Wednesday, October 3, 2018 -
3:00pm to 4:00pm
The FUNG Auditorium
Guohao Dai

Associate Professor
Department of Bioengineering

Northeastern University, Boston, MA

Transcriptional Regulation of Arterial Venous Differentiation and its Role in Vascular Tissue Engineering and Vascular Diseases

Abstract: 

Pluripotent stem cells derived vascular endothelial cells (ECs) have enormous potential to be used in a variety of therapeutic areas such as tissue engineering of vascular grafts and re-vascularization of ischemic tissues. It is also much desired to obtain homogeneous culture of functional arterial or venous ECs for specific applications. To date, various protocols have been developed to differentiate ESCs toward vascular ECs. However, ECs derived from ESCs using current methods lack arterial or venous specific phenotypes. Therefore, developing refined method of arterial-venous differentiation is critically needed to address this gap. Based on the findings of vascular development, we hypothesize that embryonic stem cell derived Flk1+Nrp1+ cells serve as arterial EC progenitors. We think that this subset cell population is predisposed to arterial differentiation and can be selected to guide arterial differentiation in combination with environmental cues.  My lab is currently developing methods to engineer optimal in vitro environments that guide ESCs into arterial and venous cell fate and compare their functional consequences in tissue engineering applications.  In addition, we are studying the role of transcription factor COUP-TFII & Sox17 in the controlling of the arterial and venous cell fate as well as determining their functions in the adult vessel and vascular disease process.  In this talk, I will illustrate our research effort in the arterial venous differentiation of embryonic stem cells and the transcriptional mechanisms that lead to the distinct functional phenotypes of arteries and veins and their different susceptibility to vascular diseases.

 

Bio: 

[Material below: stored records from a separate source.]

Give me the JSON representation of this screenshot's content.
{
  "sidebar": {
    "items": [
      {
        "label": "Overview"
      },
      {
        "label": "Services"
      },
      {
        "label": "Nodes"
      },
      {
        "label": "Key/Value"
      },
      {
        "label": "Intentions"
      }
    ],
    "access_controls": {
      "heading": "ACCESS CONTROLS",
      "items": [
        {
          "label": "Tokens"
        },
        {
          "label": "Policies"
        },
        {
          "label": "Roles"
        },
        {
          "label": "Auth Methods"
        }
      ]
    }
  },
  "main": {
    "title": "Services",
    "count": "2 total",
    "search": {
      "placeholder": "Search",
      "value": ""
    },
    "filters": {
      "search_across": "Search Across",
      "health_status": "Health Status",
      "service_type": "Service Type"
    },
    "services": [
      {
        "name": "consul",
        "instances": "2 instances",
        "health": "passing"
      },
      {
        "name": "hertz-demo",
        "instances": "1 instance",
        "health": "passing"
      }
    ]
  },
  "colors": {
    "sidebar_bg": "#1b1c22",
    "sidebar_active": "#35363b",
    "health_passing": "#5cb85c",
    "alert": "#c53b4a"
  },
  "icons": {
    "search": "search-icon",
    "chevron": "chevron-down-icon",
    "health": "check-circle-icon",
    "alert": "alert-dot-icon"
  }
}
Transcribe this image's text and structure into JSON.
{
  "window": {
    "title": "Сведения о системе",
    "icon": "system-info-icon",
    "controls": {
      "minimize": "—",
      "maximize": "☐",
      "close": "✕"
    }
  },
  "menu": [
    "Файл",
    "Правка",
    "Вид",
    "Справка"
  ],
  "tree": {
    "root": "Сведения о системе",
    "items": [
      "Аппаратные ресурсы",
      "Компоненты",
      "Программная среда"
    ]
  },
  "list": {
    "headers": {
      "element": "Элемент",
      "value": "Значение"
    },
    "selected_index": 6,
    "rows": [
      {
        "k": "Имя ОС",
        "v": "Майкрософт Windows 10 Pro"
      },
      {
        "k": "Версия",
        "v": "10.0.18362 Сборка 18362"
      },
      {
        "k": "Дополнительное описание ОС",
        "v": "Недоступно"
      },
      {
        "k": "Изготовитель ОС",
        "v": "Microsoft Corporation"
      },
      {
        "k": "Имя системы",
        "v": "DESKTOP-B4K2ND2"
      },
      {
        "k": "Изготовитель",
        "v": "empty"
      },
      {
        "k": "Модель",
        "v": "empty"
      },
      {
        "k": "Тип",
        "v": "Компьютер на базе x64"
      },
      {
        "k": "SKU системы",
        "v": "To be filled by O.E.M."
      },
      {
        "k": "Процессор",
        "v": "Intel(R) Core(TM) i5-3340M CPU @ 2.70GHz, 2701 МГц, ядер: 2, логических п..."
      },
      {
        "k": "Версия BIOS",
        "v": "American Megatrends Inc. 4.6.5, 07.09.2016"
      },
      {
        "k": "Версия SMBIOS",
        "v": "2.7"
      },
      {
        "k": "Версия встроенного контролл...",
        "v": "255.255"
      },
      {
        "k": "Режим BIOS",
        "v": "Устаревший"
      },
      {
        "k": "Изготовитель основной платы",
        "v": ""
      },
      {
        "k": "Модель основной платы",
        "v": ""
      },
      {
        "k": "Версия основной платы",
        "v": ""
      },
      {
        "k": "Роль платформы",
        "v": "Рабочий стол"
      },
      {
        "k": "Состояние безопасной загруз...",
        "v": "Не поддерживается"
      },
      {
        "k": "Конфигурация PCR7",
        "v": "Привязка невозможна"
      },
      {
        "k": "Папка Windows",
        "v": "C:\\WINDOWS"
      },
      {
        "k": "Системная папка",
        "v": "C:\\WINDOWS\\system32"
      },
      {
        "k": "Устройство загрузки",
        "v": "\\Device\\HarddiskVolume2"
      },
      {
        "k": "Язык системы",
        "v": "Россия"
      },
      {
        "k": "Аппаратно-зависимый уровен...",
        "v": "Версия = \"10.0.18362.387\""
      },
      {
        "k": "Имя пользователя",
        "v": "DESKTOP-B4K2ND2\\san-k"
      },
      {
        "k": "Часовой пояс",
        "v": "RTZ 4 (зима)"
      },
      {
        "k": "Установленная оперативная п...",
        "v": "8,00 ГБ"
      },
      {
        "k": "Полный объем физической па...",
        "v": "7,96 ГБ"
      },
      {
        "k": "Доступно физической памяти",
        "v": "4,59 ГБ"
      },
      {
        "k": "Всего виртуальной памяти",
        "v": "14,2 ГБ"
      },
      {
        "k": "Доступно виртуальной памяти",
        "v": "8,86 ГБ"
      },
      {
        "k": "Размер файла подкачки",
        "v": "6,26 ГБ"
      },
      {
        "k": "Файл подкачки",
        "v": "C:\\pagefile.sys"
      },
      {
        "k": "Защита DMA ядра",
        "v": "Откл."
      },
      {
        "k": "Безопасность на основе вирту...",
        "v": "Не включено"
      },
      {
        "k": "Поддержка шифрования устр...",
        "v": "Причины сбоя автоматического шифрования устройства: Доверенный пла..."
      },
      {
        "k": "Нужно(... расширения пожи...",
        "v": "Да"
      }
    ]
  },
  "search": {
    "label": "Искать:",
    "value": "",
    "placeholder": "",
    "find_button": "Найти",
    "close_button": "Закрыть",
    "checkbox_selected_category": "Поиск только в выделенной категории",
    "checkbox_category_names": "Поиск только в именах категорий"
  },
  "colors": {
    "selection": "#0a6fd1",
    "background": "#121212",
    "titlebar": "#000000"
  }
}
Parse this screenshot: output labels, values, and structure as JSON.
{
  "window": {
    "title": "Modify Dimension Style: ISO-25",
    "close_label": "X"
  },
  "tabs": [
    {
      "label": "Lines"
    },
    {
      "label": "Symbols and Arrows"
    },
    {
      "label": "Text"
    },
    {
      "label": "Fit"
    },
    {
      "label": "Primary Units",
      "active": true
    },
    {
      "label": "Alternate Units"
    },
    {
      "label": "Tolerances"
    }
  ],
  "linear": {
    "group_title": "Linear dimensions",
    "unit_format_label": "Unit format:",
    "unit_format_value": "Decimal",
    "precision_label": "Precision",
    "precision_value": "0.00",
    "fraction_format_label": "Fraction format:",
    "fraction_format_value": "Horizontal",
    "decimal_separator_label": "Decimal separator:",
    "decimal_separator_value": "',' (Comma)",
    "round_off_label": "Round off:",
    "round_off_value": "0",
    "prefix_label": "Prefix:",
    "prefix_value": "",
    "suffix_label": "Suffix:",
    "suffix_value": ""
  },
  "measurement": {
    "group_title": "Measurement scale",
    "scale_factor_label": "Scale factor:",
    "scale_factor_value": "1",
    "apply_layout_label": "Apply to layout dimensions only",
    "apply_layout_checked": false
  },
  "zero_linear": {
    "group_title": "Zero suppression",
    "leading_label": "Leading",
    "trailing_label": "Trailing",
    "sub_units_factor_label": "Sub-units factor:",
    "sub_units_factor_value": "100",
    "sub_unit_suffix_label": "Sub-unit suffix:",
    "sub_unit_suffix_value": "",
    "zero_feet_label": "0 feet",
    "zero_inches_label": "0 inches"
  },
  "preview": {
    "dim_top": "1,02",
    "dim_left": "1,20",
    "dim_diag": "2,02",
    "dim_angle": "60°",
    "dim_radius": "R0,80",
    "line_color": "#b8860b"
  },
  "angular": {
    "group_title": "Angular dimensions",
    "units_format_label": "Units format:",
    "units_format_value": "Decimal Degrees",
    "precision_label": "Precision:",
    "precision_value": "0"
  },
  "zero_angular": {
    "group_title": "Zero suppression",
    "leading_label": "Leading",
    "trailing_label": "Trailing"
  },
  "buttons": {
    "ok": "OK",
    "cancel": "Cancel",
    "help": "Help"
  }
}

Dr. Dai is currently an Associate Professor in the Department of Bioengineering at Northeastern University. Dr. Dai received his B.S. and M.S. in Mechanical Engineering from Peking University, Ph.D. in Biomedical Engineering from MIT’s HST Program (Harvard-MIT Division of Health Science and Technology). He completed his Post-doctoral training in Vascular Biology at Harvard Medical School (Center for Excellence in Vascular Biology).  Current researches in his lab focus on the 3-D bioprinting technology, stem cells and vascular bioengineering, and are funded by major grants from NSF, NIH and American Heart Association.  Dr. Dai received the Scientist Development Award from American Heart Association, Faculty Early Career Award from National Science Foundation, Rising Star Award from Biomedical Engineering Society, Institute’s Faculty Career Award (RPI), and College of Engineering Faculty Fellow (Northeastern).